Mystery has always been what I read and enjoyed most and why I chose to write them. The puzzle’s the thing for me. I started with Conan Doyle and the Golden Agers: Christie, Sayers, Tey, Marsh, et al, and never looked back. Modern authors I read and enjoy include Louise Penny, Frances Fyfield, Deborah Crombie, Nicola Upson, Michael Robotham, Val McDermid, Ian Rankin, Denise Mina, Peter Robertson, Peter Lovesey, Aline Templeton, Ruth Rendell, Peter May, Ann Cleeves, Barry Maitland … you did want a reading list, right?
What advice would you give an aspiring author?
-Don’t fret. Just put your head down and write a good story. Consider it a lump of clay you will refine and shape. Mistakes can be corrected. Give yourself freedom to make them and don’t censor your creativity.

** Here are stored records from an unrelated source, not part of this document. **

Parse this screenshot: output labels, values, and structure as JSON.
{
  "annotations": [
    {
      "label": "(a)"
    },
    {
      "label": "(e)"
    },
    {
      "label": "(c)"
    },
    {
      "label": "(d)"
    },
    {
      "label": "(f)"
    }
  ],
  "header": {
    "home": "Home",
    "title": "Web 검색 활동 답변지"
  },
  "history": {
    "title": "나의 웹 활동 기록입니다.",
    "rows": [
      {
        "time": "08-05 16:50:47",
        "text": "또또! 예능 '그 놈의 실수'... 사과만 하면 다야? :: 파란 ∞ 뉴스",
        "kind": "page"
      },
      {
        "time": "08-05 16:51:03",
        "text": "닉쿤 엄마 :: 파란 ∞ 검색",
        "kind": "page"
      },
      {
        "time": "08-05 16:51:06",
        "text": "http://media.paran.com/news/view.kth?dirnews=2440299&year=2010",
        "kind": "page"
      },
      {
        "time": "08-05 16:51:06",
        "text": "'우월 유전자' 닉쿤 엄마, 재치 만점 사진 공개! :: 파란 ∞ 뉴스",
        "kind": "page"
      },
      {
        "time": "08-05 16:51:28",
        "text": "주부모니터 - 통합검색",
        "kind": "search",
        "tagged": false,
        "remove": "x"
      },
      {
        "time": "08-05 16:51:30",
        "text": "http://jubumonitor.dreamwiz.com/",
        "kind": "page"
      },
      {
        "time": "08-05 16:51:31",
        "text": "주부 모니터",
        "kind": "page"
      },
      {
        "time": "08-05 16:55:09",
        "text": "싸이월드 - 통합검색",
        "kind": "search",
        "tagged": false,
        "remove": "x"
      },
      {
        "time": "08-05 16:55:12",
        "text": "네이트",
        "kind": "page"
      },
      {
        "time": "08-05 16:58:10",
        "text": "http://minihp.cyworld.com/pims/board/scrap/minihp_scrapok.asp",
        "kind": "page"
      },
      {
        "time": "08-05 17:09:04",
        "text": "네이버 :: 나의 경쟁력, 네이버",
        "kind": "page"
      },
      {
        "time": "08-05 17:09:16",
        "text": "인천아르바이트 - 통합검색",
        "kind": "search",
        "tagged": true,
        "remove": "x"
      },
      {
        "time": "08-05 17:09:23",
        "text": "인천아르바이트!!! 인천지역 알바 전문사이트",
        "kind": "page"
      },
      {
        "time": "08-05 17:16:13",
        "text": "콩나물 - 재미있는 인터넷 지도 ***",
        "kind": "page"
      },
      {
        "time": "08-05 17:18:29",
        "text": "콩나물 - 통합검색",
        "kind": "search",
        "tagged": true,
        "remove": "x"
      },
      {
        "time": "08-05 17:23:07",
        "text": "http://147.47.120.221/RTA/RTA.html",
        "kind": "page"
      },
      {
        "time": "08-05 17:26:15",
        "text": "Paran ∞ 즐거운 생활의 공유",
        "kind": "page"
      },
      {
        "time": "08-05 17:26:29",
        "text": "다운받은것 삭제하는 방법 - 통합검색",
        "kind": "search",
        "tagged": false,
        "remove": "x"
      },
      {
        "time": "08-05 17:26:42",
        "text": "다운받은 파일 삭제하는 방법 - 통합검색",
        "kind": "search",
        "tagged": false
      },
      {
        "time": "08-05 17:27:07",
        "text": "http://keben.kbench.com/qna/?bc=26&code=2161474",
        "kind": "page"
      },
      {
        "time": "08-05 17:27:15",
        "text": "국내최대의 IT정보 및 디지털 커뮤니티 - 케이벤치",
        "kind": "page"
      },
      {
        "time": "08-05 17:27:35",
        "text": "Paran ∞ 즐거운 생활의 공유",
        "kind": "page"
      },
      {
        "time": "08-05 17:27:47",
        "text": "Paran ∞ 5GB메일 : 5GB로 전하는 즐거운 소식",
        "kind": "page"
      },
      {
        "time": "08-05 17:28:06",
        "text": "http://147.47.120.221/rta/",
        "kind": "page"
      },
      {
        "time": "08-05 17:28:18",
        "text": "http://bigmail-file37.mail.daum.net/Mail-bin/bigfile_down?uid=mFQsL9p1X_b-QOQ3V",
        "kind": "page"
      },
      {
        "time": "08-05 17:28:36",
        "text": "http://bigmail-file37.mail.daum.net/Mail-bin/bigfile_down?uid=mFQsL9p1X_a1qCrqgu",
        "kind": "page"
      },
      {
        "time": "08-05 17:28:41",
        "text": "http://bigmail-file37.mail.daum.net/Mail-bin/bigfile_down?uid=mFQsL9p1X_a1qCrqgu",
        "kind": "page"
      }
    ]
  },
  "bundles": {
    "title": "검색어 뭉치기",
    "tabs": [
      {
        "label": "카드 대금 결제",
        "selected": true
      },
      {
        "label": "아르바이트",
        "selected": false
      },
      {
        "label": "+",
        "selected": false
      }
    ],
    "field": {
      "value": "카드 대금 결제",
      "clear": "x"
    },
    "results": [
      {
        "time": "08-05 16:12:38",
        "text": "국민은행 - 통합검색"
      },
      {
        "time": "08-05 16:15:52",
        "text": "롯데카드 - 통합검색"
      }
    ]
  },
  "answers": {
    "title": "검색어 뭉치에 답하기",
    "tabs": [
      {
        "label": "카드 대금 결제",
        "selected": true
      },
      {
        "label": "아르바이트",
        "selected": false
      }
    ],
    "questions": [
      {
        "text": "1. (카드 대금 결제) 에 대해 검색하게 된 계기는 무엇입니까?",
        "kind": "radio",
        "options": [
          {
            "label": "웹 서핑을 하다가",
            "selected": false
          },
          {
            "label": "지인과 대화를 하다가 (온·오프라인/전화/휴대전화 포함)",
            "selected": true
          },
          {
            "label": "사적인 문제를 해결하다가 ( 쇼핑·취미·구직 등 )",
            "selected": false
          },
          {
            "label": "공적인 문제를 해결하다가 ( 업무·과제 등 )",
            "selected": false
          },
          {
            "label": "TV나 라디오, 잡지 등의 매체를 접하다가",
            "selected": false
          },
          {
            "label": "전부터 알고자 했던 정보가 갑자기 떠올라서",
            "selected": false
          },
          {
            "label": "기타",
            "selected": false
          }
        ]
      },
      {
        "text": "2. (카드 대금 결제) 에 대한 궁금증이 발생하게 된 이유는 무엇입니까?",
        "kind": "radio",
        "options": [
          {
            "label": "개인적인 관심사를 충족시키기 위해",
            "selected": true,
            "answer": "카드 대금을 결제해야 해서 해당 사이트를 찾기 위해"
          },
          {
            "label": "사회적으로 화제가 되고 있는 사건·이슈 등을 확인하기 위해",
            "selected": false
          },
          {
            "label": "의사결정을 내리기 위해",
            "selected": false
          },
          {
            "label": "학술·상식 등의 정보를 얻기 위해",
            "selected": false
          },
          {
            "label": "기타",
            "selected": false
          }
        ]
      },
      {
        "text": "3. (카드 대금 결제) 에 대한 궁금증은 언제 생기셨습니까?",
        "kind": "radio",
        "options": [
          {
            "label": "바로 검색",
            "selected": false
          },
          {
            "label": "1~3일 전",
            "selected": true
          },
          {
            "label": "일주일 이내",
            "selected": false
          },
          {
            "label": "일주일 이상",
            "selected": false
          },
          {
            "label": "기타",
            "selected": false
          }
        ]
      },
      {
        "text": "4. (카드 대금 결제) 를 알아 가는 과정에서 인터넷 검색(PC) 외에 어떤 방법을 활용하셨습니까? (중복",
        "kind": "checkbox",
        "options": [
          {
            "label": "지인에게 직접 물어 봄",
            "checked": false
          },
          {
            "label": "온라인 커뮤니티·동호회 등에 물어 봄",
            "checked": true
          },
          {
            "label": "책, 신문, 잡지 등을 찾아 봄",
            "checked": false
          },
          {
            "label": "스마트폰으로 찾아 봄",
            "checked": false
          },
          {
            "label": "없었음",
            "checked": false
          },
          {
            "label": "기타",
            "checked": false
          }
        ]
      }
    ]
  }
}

-The real writing gets done in revision. This is where you add texture, cut away the excess and let the story shine through. It all comes down to a darn good story.
-Learn to find a GOOD critique group/person. This is not always easy. Writers can be a jealous lot. You can’t learn from someone who tells you they liked or didn’t like your work. You need to find out what it was they liked or didn’t like. But take all advice with a large grain of salt. Never revise to meet someone else’s expectations. This is YOUR story and you are its owner. So own it.
Marni Graff is the award-winning author of The Nora Tierney Mysteries, set in England. The Blue Virgin introduces Nora, an American writer living in Oxford. The Green Remains and The Scarlet Wench trace Nora’s move to the Lake District where murder follows her. In process is The Golden Hour, set in Bath, and premiering in Spring 2015 will be Graff’s new Manhattan series, Death Unscripted, featuring nurse Trudy Genova, a medical consultant for a New York movie studio. Graff is also co-author of Writing in a Changing World, a primer on writing groups and critique techniques. She writes crime book reviews at auntiemwrites.com and is Managing Editor of Bridle Path Press. A member of Sisters in Crime, Graff runs the NC Writers Read program in Belhaven. All of Graff’s books can be bought at Amazon.com, Amazon.co.uk or at bridlepathpress.com and are available as eBooks.